News Feature | July 30, 2013

"Most Wired" Hospitals For 2013 Revealed

Source: Health IT Outcomes
Katie Wike

By Katie Wike, contributing writer

HTO Hospital

Health & Hospital Networks recently revealed its list of Most Wired Hospitals for 2013, all using IT in creative ways spurred on by federal regulations and technological advances

According the the results of the 15th annual Health Care’s Most Wired Survey conducted by Hospital & Health Networks, “A good percentage of hospitals and health systems have deployed technologies that improve patient documentation, advance clinical decision support and evidence-based protocols, reduce the likelihood of medication errors, and rapidly restore access to data in the case of a disaster or outage.”

H&HN points out this hasn’t always been so, writing, “As recently as 2007... just 58 percent of Most Wired hospitals had systems capable of producing real-time alerts on drug-to-drug interactions. Fast forward six years and 100 percent of Most Wired hospitals now possess that capability, a major step in improving patient safety by reducing the likelihood of medication errors. Going back even further, in 2004, only 27 percent of physician medication orders at Most Wired hospitals were done electronically. That number is now up to 69 percent and climbing.”

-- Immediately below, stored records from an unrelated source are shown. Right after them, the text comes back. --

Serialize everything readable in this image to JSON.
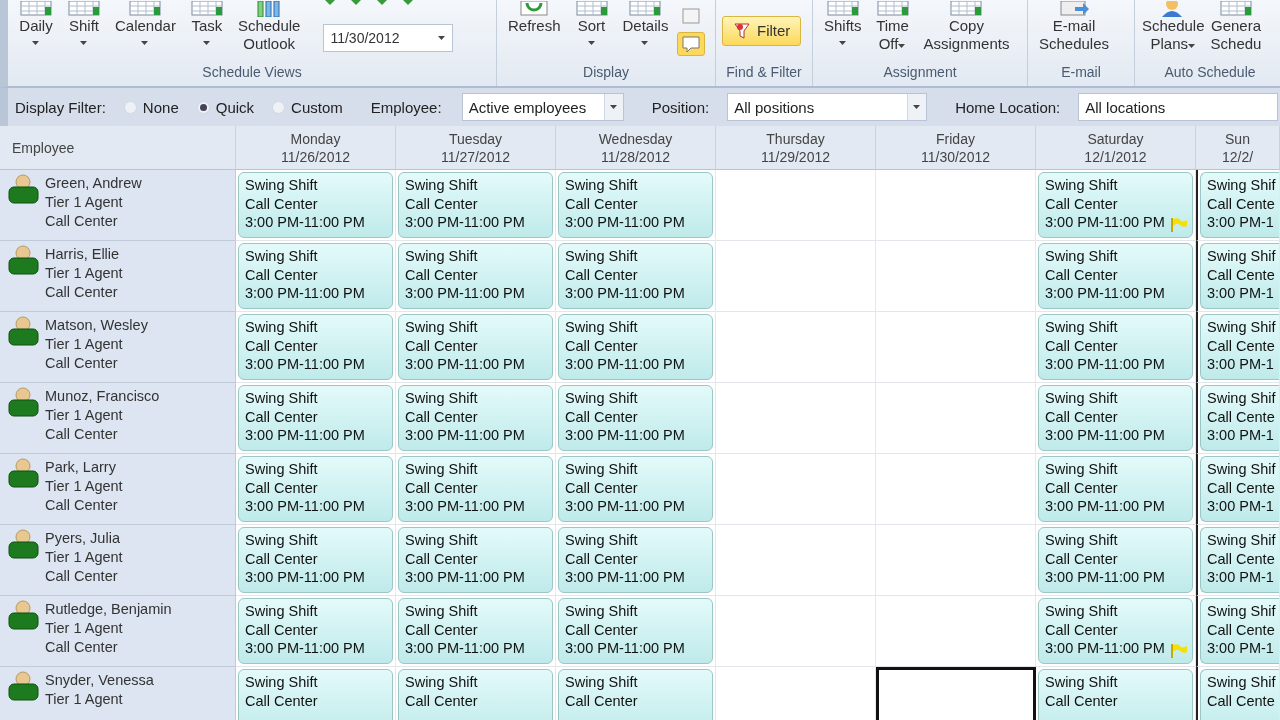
{
  "ribbon": {
    "groups": [
      {
        "title": "Schedule Views",
        "buttons": [
          {
            "label": "Daily",
            "dropdown": true
          },
          {
            "label": "Shift",
            "dropdown": true
          },
          {
            "label": "Calendar",
            "dropdown": true
          },
          {
            "label": "Task",
            "dropdown": true
          },
          {
            "label": "Schedule\nOutlook",
            "dropdown": false
          }
        ],
        "date_field": {
          "value": "11/30/2012"
        }
      },
      {
        "title": "Display",
        "buttons": [
          {
            "label": "Refresh",
            "dropdown": false
          },
          {
            "label": "Sort",
            "dropdown": true
          },
          {
            "label": "Details",
            "dropdown": true
          }
        ],
        "small_buttons": [
          {
            "selected": false
          },
          {
            "selected": true
          }
        ]
      },
      {
        "title": "Find & Filter",
        "buttons": [
          {
            "label": "Filter",
            "dropdown": false,
            "selected": true
          }
        ]
      },
      {
        "title": "Assignment",
        "buttons": [
          {
            "label": "Shifts",
            "dropdown": true
          },
          {
            "label": "Time\nOff",
            "dropdown": true
          },
          {
            "label": "Copy\nAssignments",
            "dropdown": false
          }
        ]
      },
      {
        "title": "E-mail",
        "buttons": [
          {
            "label": "E-mail\nSchedules",
            "dropdown": false
          }
        ]
      },
      {
        "title": "Auto Schedule",
        "buttons": [
          {
            "label": "Schedule\nPlans",
            "dropdown": true
          },
          {
            "label": "Genera\nSchedu",
            "dropdown": false
          }
        ]
      }
    ]
  },
  "filter_bar": {
    "label": "Display Filter:",
    "options": [
      {
        "label": "None",
        "selected": false
      },
      {
        "label": "Quick",
        "selected": true
      },
      {
        "label": "Custom",
        "selected": false
      }
    ],
    "dropdowns": [
      {
        "label": "Employee:",
        "value": "Active employees"
      },
      {
        "label": "Position:",
        "value": "All positions"
      },
      {
        "label": "Home Location:",
        "value": "All locations"
      }
    ]
  },
  "schedule": {
    "employee_header": "Employee",
    "days": [
      {
        "day": "Monday",
        "date": "11/26/2012"
      },
      {
        "day": "Tuesday",
        "date": "11/27/2012"
      },
      {
        "day": "Wednesday",
        "date": "11/28/2012"
      },
      {
        "day": "Thursday",
        "date": "11/29/2012"
      },
      {
        "day": "Friday",
        "date": "11/30/2012"
      },
      {
        "day": "Saturday",
        "date": "12/1/2012"
      },
      {
        "day": "Sun",
        "date": "12/2/"
      }
    ],
    "rows": [
      {
        "name": "Green, Andrew",
        "position": "Tier 1 Agent",
        "location": "Call Center",
        "cells": [
          {
            "kind": "shift",
            "shift": "Swing Shift",
            "location": "Call Center",
            "time": "3:00 PM-11:00 PM",
            "flagged": false,
            "selected": false
          },
          {
            "kind": "shift",
            "shift": "Swing Shift",
            "location": "Call Center",
            "time": "3:00 PM-11:00 PM",
            "flagged": false,
            "selected": false
          },
          {
            "kind": "shift",
            "shift": "Swing Shift",
            "location": "Call Center",
            "time": "3:00 PM-11:00 PM",
            "flagged": false,
            "selected": false
          },
          {
            "kind": "empty",
            "selected": false
          },
          {
            "kind": "empty",
            "selected": false
          },
          {
            "kind": "shift",
            "shift": "Swing Shift",
            "location": "Call Center",
            "time": "3:00 PM-11:00 PM",
            "flagged": true,
            "selected": false
          },
          {
            "kind": "shift",
            "shift": "Swing Shif",
            "location": "Call Cente",
            "time": "3:00 PM-1",
            "flagged": false,
            "selected": false
          }
        ]
      },
      {
        "name": "Harris, Ellie",
        "position": "Tier 1 Agent",
        "location": "Call Center",
        "cells": [
          {
            "kind": "shift",
            "shift": "Swing Shift",
            "location": "Call Center",
            "time": "3:00 PM-11:00 PM",
            "flagged": false,
            "selected": false
          },
          {
            "kind": "shift",
            "shift": "Swing Shift",
            "location": "Call Center",
            "time": "3:00 PM-11:00 PM",
            "flagged": false,
            "selected": false
          },
          {
            "kind": "shift",
            "shift": "Swing Shift",
            "location": "Call Center",
            "time": "3:00 PM-11:00 PM",
            "flagged": false,
            "selected": false
          },
          {
            "kind": "empty",
            "selected": false
          },
          {
            "kind": "empty",
            "selected": false
          },
          {
            "kind": "shift",
            "shift": "Swing Shift",
            "location": "Call Center",
            "time": "3:00 PM-11:00 PM",
            "flagged": false,
            "selected": false
          },
          {
            "kind": "shift",
            "shift": "Swing Shif",
            "location": "Call Cente",
            "time": "3:00 PM-1",
            "flagged": false,
            "selected": false
          }
        ]
      },
      {
        "name": "Matson, Wesley",
        "position": "Tier 1 Agent",
        "location": "Call Center",
        "cells": [
          {
            "kind": "shift",
            "shift": "Swing Shift",
            "location": "Call Center",
            "time": "3:00 PM-11:00 PM",
            "flagged": false,
            "selected": false
          },
          {
            "kind": "shift",
            "shift": "Swing Shift",
            "location": "Call Center",
            "time": "3:00 PM-11:00 PM",
            "flagged": false,
            "selected": false
          },
          {
            "kind": "shift",
            "shift": "Swing Shift",
            "location": "Call Center",
            "time": "3:00 PM-11:00 PM",
            "flagged": false,
            "selected": false
          },
          {
            "kind": "empty",
            "selected": false
          },
          {
            "kind": "empty",
            "selected": false
          },
          {
            "kind": "shift",
            "shift": "Swing Shift",
            "location": "Call Center",
            "time": "3:00 PM-11:00 PM",
            "flagged": false,
            "selected": false
          },
          {
            "kind": "shift",
            "shift": "Swing Shif",
            "location": "Call Cente",
            "time": "3:00 PM-1",
            "flagged": false,
            "selected": false
          }
        ]
      },
      {
        "name": "Munoz, Francisco",
        "position": "Tier 1 Agent",
        "location": "Call Center",
        "cells": [
          {
            "kind": "shift",
            "shift": "Swing Shift",
            "location": "Call Center",
            "time": "3:00 PM-11:00 PM",
            "flagged": false,
            "selected": false
          },
          {
            "kind": "shift",
            "shift": "Swing Shift",
            "location": "Call Center",
            "time": "3:00 PM-11:00 PM",
            "flagged": false,
            "selected": false
          },
          {
            "kind": "shift",
            "shift": "Swing Shift",
            "location": "Call Center",
            "time": "3:00 PM-11:00 PM",
            "flagged": false,
            "selected": false
          },
          {
            "kind": "empty",
            "selected": false
          },
          {
            "kind": "empty",
            "selected": false
          },
          {
            "kind": "shift",
            "shift": "Swing Shift",
            "location": "Call Center",
            "time": "3:00 PM-11:00 PM",
            "flagged": false,
            "selected": false
          },
          {
            "kind": "shift",
            "shift": "Swing Shif",
            "location": "Call Cente",
            "time": "3:00 PM-1",
            "flagged": false,
            "selected": false
          }
        ]
      },
      {
        "name": "Park, Larry",
        "position": "Tier 1 Agent",
        "location": "Call Center",
        "cells": [
          {
            "kind": "shift",
            "shift": "Swing Shift",
            "location": "Call Center",
            "time": "3:00 PM-11:00 PM",
            "flagged": false,
            "selected": false
          },
          {
            "kind": "shift",
            "shift": "Swing Shift",
            "location": "Call Center",
            "time": "3:00 PM-11:00 PM",
            "flagged": false,
            "selected": false
          },
          {
            "kind": "shift",
            "shift": "Swing Shift",
            "location": "Call Center",
            "time": "3:00 PM-11:00 PM",
            "flagged": false,
            "selected": false
          },
          {
            "kind": "empty",
            "selected": false
          },
          {
            "kind": "empty",
            "selected": false
          },
          {
            "kind": "shift",
            "shift": "Swing Shift",
            "location": "Call Center",
            "time": "3:00 PM-11:00 PM",
            "flagged": false,
            "selected": false
          },
          {
            "kind": "shift",
            "shift": "Swing Shif",
            "location": "Call Cente",
            "time": "3:00 PM-1",
            "flagged": false,
            "selected": false
          }
        ]
      },
      {
        "name": "Pyers, Julia",
        "position": "Tier 1 Agent",
        "location": "Call Center",
        "cells": [
          {
            "kind": "shift",
            "shift": "Swing Shift",
            "location": "Call Center",
            "time": "3:00 PM-11:00 PM",
            "flagged": false,
            "selected": false
          },
          {
            "kind": "shift",
            "shift": "Swing Shift",
            "location": "Call Center",
            "time": "3:00 PM-11:00 PM",
            "flagged": false,
            "selected": false
          },
          {
            "kind": "shift",
            "shift": "Swing Shift",
            "location": "Call Center",
            "time": "3:00 PM-11:00 PM",
            "flagged": false,
            "selected": false
          },
          {
            "kind": "empty",
            "selected": false
          },
          {
            "kind": "empty",
            "selected": false
          },
          {
            "kind": "shift",
            "shift": "Swing Shift",
            "location": "Call Center",
            "time": "3:00 PM-11:00 PM",
            "flagged": false,
            "selected": false
          },
          {
            "kind": "shift",
            "shift": "Swing Shif",
            "location": "Call Cente",
            "time": "3:00 PM-1",
            "flagged": false,
            "selected": false
          }
        ]
      },
      {
        "name": "Rutledge, Benjamin",
        "position": "Tier 1 Agent",
        "location": "Call Center",
        "cells": [
          {
            "kind": "shift",
            "shift": "Swing Shift",
            "location": "Call Center",
            "time": "3:00 PM-11:00 PM",
            "flagged": false,
            "selected": false
          },
          {
            "kind": "shift",
            "shift": "Swing Shift",
            "location": "Call Center",
            "time": "3:00 PM-11:00 PM",
            "flagged": false,
            "selected": false
          },
          {
            "kind": "shift",
            "shift": "Swing Shift",
            "location": "Call Center",
            "time": "3:00 PM-11:00 PM",
            "flagged": false,
            "selected": false
          },
          {
            "kind": "empty",
            "selected": false
          },
          {
            "kind": "empty",
            "selected": false
          },
          {
            "kind": "shift",
            "shift": "Swing Shift",
            "location": "Call Center",
            "time": "3:00 PM-11:00 PM",
            "flagged": true,
            "selected": false
          },
          {
            "kind": "shift",
            "shift": "Swing Shif",
            "location": "Call Cente",
            "time": "3:00 PM-1",
            "flagged": false,
            "selected": false
          }
        ]
      },
      {
        "name": "Snyder, Venessa",
        "position": "Tier 1 Agent",
        "cells": [
          {
            "kind": "shift",
            "shift": "Swing Shift",
            "location": "Call Center",
            "flagged": false,
            "selected": false
          },
          {
            "kind": "shift",
            "shift": "Swing Shift",
            "location": "Call Center",
            "flagged": false,
            "selected": false
          },
          {
            "kind": "shift",
            "shift": "Swing Shift",
            "location": "Call Center",
            "flagged": false,
            "selected": false
          },
          {
            "kind": "empty",
            "selected": false
          },
          {
            "kind": "empty",
            "selected": true
          },
          {
            "kind": "shift",
            "shift": "Swing Shift",
            "location": "Call Center",
            "flagged": false,
            "selected": false
          },
          {
            "kind": "shift",
            "shift": "Swing Shif",
            "location": "Call Cente",
            "flagged": false,
            "selected": false
          }
        ]
      }
    ]
  }
}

H&HN credits some of these technological advances to federal regulations such as The Health Information Technology for Economic and Clinical Health Act of 2009 (HITECH), which requires hospitals and physicians not only adopt technology, but also use it meaningfully. H&HN quotes Linda Reed, R.N., chief information officer and vice president of behavioral and integrative medicine at Atlantic Health System as saying, “Meaningful use put technology in front of everyone. But meaningful use is just the base."

According to iHealth Beat, the survey evaluated hospitals based on four categories:

  • infrastructure
  • business and administrative management
  • clinical quality and safety
  • clinical integration

iHealth Beat notes “nearly 300 hospitals and health systems (were designated) as ‘Most Wired,’ as well as 25 hospitals as ‘Most Improved’ and 25 hospitals as ‘Most Wired -- Small and Rural.’" Of those “Most Wired” hospitals:

  • 71 percent use electronic disease registries, compared with 51 percent of all surveyed hospitals
  • 69 percent use electronic prescription systems, compared with 60 percent of all surveyed hospitals
  • 66 percent share patient discharge data with affiliated hospitals, compared with 49 percent of all surveyed hospitals
  • more than 40 percent of the "Most Wired" hospitals provide a patient portal or Web-based tool for patient-generated data
  • 37 percent use patient discharge data with non-affiliated hospitals, compared with 24 percent of all surveyed hospitals

The survey also revealed 64 percent of Most Wired hospitals have either a pilot or fully rolled-out personal health record program.

Geeta Nayyar, M.D., chief medical information officer of survey-sponsor AT&T, notes the significance of these results as well as the need for the industry to continue to press on. “The bottom line is that care must be connected and continue wherever the patient is — whether that's in the hospital or the doctor's office or in the home. The healthcare industry has lagged behind other industries, such as banking and travel, in tapping technology that can engage the patient and connect the continuum. We are finally seeing real progress as an industry, but there is still more to do.”

US News & World Report released its own rankings, categorizing medical centers across the country in 16 different specialties. Their criteria was slightly different - US News & World Report based its rankings on reputation, patient survival, patient safety, and care-related factors such as the amount of nurse staffing and the breadth of patient services. However, both surveys ranked several hospitals at the top of their lists including: